Work to complete. In the data below, how many lines contain the word "東京都選挙区"? Answer with the number alone.

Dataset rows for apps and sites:
* * * * * * *

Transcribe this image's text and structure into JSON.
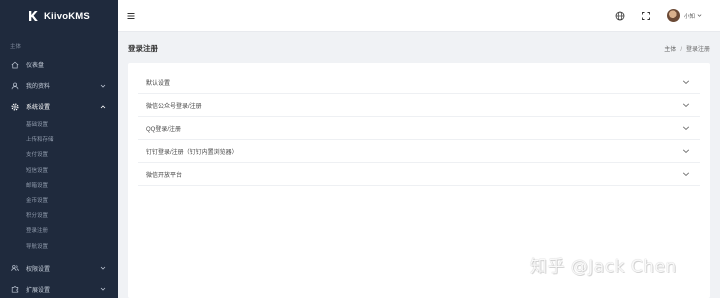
{
  "brand": {
    "name": "KiivoKMS"
  },
  "sidebar": {
    "section_label": "主体",
    "items": [
      {
        "label": "仪表盘",
        "icon": "home-icon",
        "has_children": false
      },
      {
        "label": "我的资料",
        "icon": "user-icon",
        "has_children": true
      },
      {
        "label": "系统设置",
        "icon": "gear-icon",
        "has_children": true,
        "active": true,
        "children": [
          "基础设置",
          "上传和存储",
          "支付设置",
          "短信设置",
          "邮箱设置",
          "金币设置",
          "积分设置",
          "登录注册",
          "导航设置"
        ]
      },
      {
        "label": "权限设置",
        "icon": "users-icon",
        "has_children": true
      },
      {
        "label": "扩展设置",
        "icon": "puzzle-icon",
        "has_children": true
      }
    ]
  },
  "topbar": {
    "menu_icon": "hamburger-icon",
    "globe_icon": "globe-icon",
    "fullscreen_icon": "fullscreen-icon",
    "username": "小知"
  },
  "page": {
    "title": "登录注册",
    "breadcrumb": {
      "root": "主体",
      "separator": "/",
      "current": "登录注册"
    }
  },
  "accordion": [
    {
      "label": "默认设置"
    },
    {
      "label": "微信公众号登录/注册"
    },
    {
      "label": "QQ登录/注册"
    },
    {
      "label": "钉钉登录/注册（钉钉内置浏览器）"
    },
    {
      "label": "微信开放平台"
    }
  ],
  "watermark": "知乎 @Jack Chen",
  "colors": {
    "sidebar_bg": "#1f2a3d",
    "page_bg": "#f0f2f5",
    "card_bg": "#ffffff"
  }
}
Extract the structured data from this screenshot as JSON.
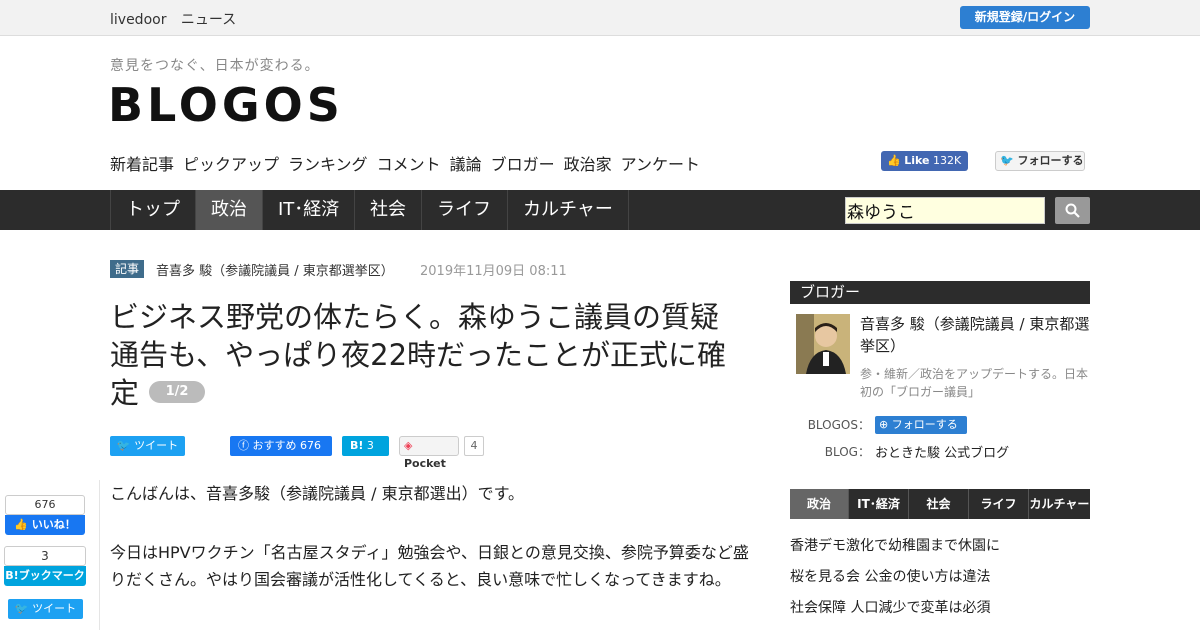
{
  "topbar": {
    "brand": "livedoor",
    "section": "ニュース",
    "login": "新規登録/ログイン"
  },
  "header": {
    "tagline": "意見をつなぐ、日本が変わる。",
    "logo": "BLOGOS"
  },
  "subnav": [
    "新着記事",
    "ピックアップ",
    "ランキング",
    "コメント",
    "議論",
    "ブロガー",
    "政治家",
    "アンケート"
  ],
  "social": {
    "fb_like": "Like",
    "fb_count": "132K",
    "tw_follow": "フォローする"
  },
  "mainnav": {
    "items": [
      "トップ",
      "政治",
      "IT･経済",
      "社会",
      "ライフ",
      "カルチャー"
    ],
    "active": "政治"
  },
  "search": {
    "value": "森ゆうこ"
  },
  "article": {
    "tag": "記事",
    "author": "音喜多 駿（参議院議員 / 東京都選挙区）",
    "date": "2019年11月09日 08:11",
    "title": "ビジネス野党の体たらく。森ゆうこ議員の質疑通告も、やっぱり夜22時だったことが正式に確定",
    "page": "1/2",
    "share_tw": "ツイート",
    "share_fb": "おすすめ 676",
    "share_hb_count": "3",
    "share_pocket": "Pocket",
    "pocket_count": "4",
    "paragraphs": [
      "こんばんは、音喜多駿（参議院議員 / 東京都選出）です。",
      "今日はHPVワクチン「名古屋スタディ」勉強会や、日銀との意見交換、参院予算委など盛りだくさん。やはり国会審議が活性化してくると、良い意味で忙しくなってきますね。"
    ]
  },
  "side_share": {
    "like_count": "676",
    "like": "いいね！",
    "hb_count": "3",
    "hb": "B!ブックマーク",
    "tw": "ツイート"
  },
  "sidebar": {
    "heading": "ブロガー",
    "blogger_name": "音喜多 駿（参議院議員 / 東京都選挙区）",
    "blogger_desc": "参・維新／政治をアップデートする。日本初の「ブロガー議員」",
    "blogos_label": "BLOGOS：",
    "follow": "フォローする",
    "blog_label": "BLOG：",
    "blog_link": "おときた駿 公式ブログ",
    "tabs": [
      "政治",
      "IT･経済",
      "社会",
      "ライフ",
      "カルチャー"
    ],
    "news": [
      "香港デモ激化で幼稚園まで休園に",
      "桜を見る会 公金の使い方は違法",
      "社会保障 人口減少で変革は必須"
    ]
  },
  "colors": {
    "nav_bg": "#2c2c2c",
    "accent_blue": "#2d7fd2",
    "tag_blue": "#3f6c8b"
  }
}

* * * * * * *

Answer area. 2